** Opening RECORD SET block **

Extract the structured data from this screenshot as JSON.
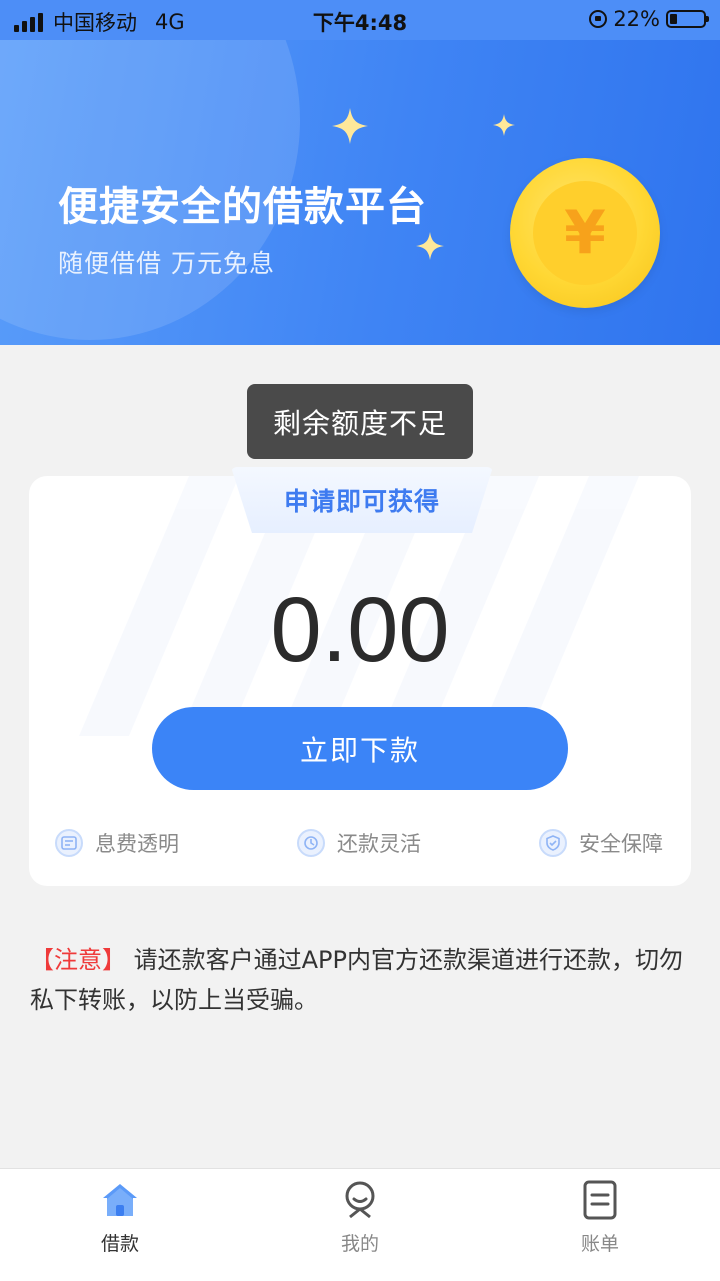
{
  "status_bar": {
    "carrier": "中国移动",
    "network": "4G",
    "time": "下午4:48",
    "battery_percent": "22%",
    "battery_level": 0.22
  },
  "banner": {
    "title": "便捷安全的借款平台",
    "subtitle": "随便借借 万元免息",
    "coin_symbol": "¥"
  },
  "toast": {
    "message": "剩余额度不足"
  },
  "card": {
    "label": "申请即可获得",
    "amount": "0.00",
    "button_label": "立即下款",
    "features": [
      {
        "icon": "fee-icon",
        "label": "息费透明"
      },
      {
        "icon": "repay-icon",
        "label": "还款灵活"
      },
      {
        "icon": "shield-icon",
        "label": "安全保障"
      }
    ]
  },
  "notice": {
    "tag": "【注意】",
    "text": "请还款客户通过APP内官方还款渠道进行还款，切勿私下转账，以防上当受骗。"
  },
  "bottom_nav": {
    "items": [
      {
        "icon": "home-icon",
        "label": "借款",
        "active": true
      },
      {
        "icon": "profile-icon",
        "label": "我的",
        "active": false
      },
      {
        "icon": "bill-icon",
        "label": "账单",
        "active": false
      }
    ]
  },
  "colors": {
    "primary": "#3b84f7",
    "notice_tag": "#ef3a3a",
    "coin": "#ffd733"
  }
}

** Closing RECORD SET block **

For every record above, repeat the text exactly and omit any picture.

Extract the structured data from this screenshot as JSON.
{
  "status_bar": {
    "carrier": "中国移动",
    "network": "4G",
    "time": "下午4:48",
    "battery_percent": "22%",
    "battery_level": 0.22
  },
  "banner": {
    "title": "便捷安全的借款平台",
    "subtitle": "随便借借 万元免息",
    "coin_symbol": "¥"
  },
  "toast": {
    "message": "剩余额度不足"
  },
  "card": {
    "label": "申请即可获得",
    "amount": "0.00",
    "button_label": "立即下款",
    "features": [
      {
        "icon": "fee-icon",
        "label": "息费透明"
      },
      {
        "icon": "repay-icon",
        "label": "还款灵活"
      },
      {
        "icon": "shield-icon",
        "label": "安全保障"
      }
    ]
  },
  "notice": {
    "tag": "【注意】",
    "text": "请还款客户通过APP内官方还款渠道进行还款，切勿私下转账，以防上当受骗。"
  },
  "bottom_nav": {
    "items": [
      {
        "icon": "home-icon",
        "label": "借款",
        "active": true
      },
      {
        "icon": "profile-icon",
        "label": "我的",
        "active": false
      },
      {
        "icon": "bill-icon",
        "label": "账单",
        "active": false
      }
    ]
  },
  "colors": {
    "primary": "#3b84f7",
    "notice_tag": "#ef3a3a",
    "coin": "#ffd733"
  }
}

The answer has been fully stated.